The Lanta Long Beach Resort has 2 bungalows available ad we check them out. They are made of wood and have comfortable beds, air con and hot water. Great! On the other hand they are relatively expensive and will cost us 47 quid for the 2 per night but we don’t have much choice if we want to stay on Koh Lanta and pay up slightly begrudgingly!

The resort is right on the beach and it is really beautiful with fine sands and coconut palms. Behind the resort are mountains covered with rainforest. There seems to be one main road and there are a number of bars and restaurants, although everywhere is full, it is busy in a low key way and I agreed with Alister when he said it reminded him of Goa when we first visited India 5 or 6 years ago.

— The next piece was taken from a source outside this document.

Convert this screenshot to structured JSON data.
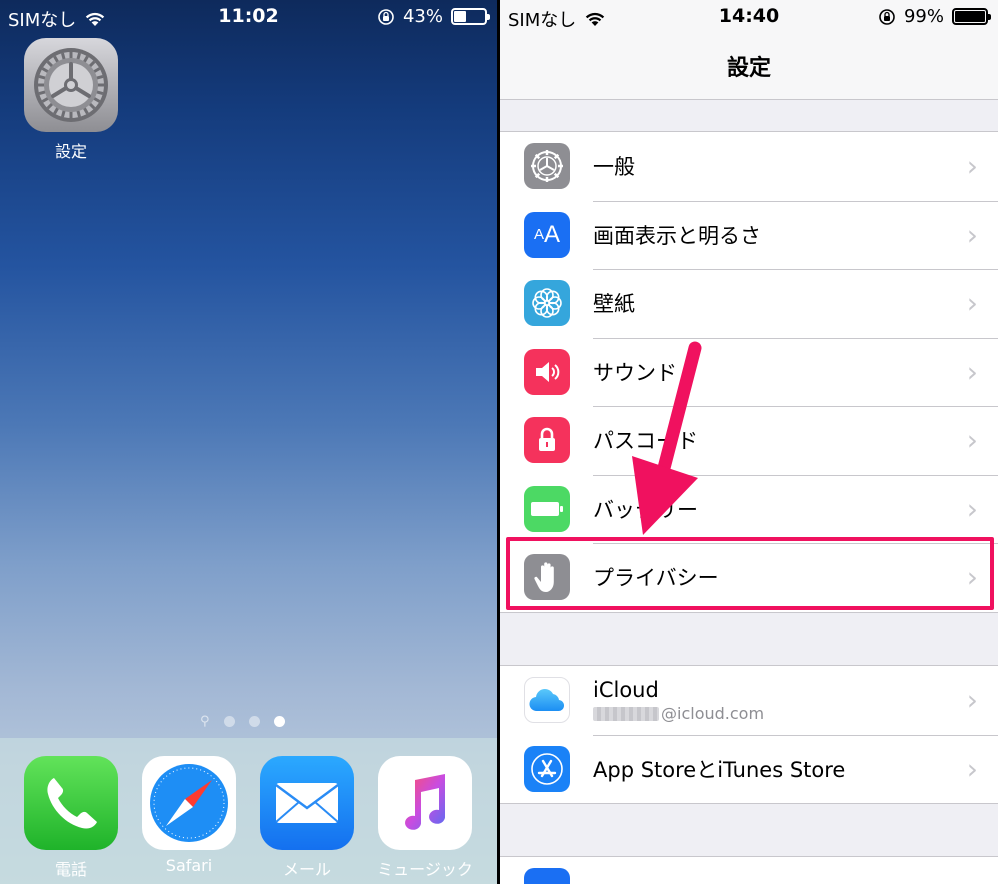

We have a drink in the bar overlooking the sea, there is a decent sized swimming pool here and the kids enjoy having a splash around for a few hours. There are loads of tourists here rather than travellers and most people seem to be German or Scandinavian. In the evening we catch a motorcycle taxi to Ban Saladan to get some cash and then ask to go to Retro Restaurant. This serves good western food and we sit on floor cushions to eat. Ali has a New Zealand steak and the Thai waitresses are obviously impressed when he finishes it all! We make our way back and crash into bed completely knackered. I think we have 3 nights worth of sleep to catch up on and I go out like a light.